A bit of a delayed response on this bit of news, but it's still worth sharing. Lawmakers in Utah are considering a proposal to overhaul Medicaid, starting with cuts in the most interesting of places- epidurals and elective Cesareans. The move would be an attempt to minimize the spending the state says it makes for out-of-state college students "freeloading" on Medicaid (because apparently Utah has an epidemic of pregnant college girls) since they might not technically be employed, yet still dependent on wealthy parents residing elsewhere. However, despite there being examples of how the rates of these procedures go down when insurance refuses to pay the high price for them, the motivation of this particular move is troubling.

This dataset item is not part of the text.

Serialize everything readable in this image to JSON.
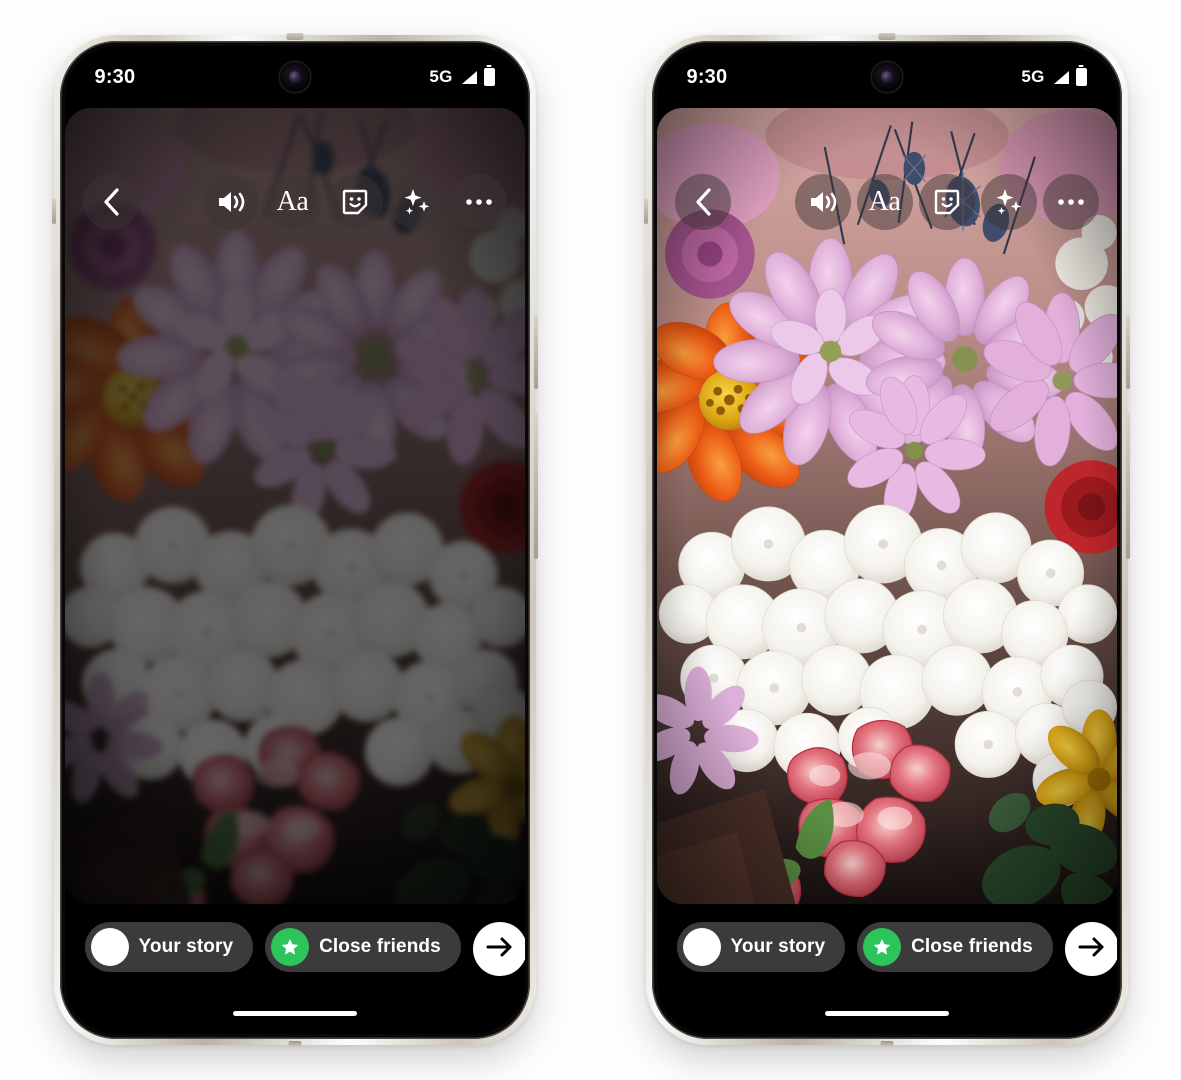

I agree with the response this has incited that denying a woman an epidural she is desperate for based on her insurance provider is classist and totally misogynistic. On the other hand, exclaiming epidurals an issue of choice just doesn't sit well with me. I guess it's that old feminist line of thought that says we have the right to escape the pain of childbirth, as if the pain of birth was, in fact, meant to punish us for being women. It's not going far enough for me. The right to a healthy, normal, empowered birth is a feminist issue. This argument to protect Medicaid-sponsored epi's reeks of the sentiment that lower class women aren't capable of a normal, non-intervened birth (which is suspiciously useful to the state- can you imagine if poor women everywhere started having supported, empowering births? Watch out!) I agree that women who are systematically denied education and resources contributes to the lack of informed consent, and therefor the cascade of interventions, which makes an epidural sound pretty nice. But nobody here is talking about providing the women effected in this situation alternatives (such as implementing hospital midwifery programs, like this one, and this one). They're just fighting to protect the epidural.

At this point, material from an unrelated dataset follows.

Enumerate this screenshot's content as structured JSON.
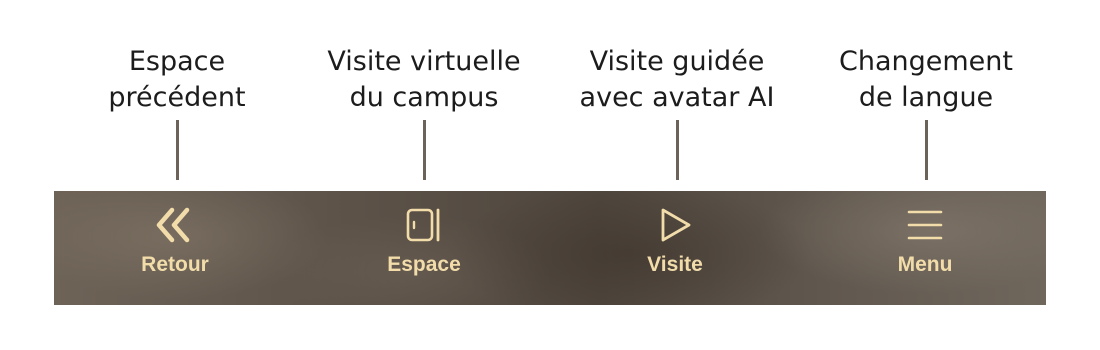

This is a classic case of a few bad apples spoiling the bunch, because sometimes an epidural can be a useful tool, not every college kid has wealthy parents, and the overwhelming majority of pregnant women on Medicaid are there for a damn good reason. It's just disappointing for me to see that the biggest reaction to this has been so unimaginative and classically self-blaming. We should really be taking this opportunity to talk about how to empower the women this would effect, to look at the evidence, and try to create something positive out of a poorly motivated, yet opportunistic, change. The question here should be, "Do we need the epidural?"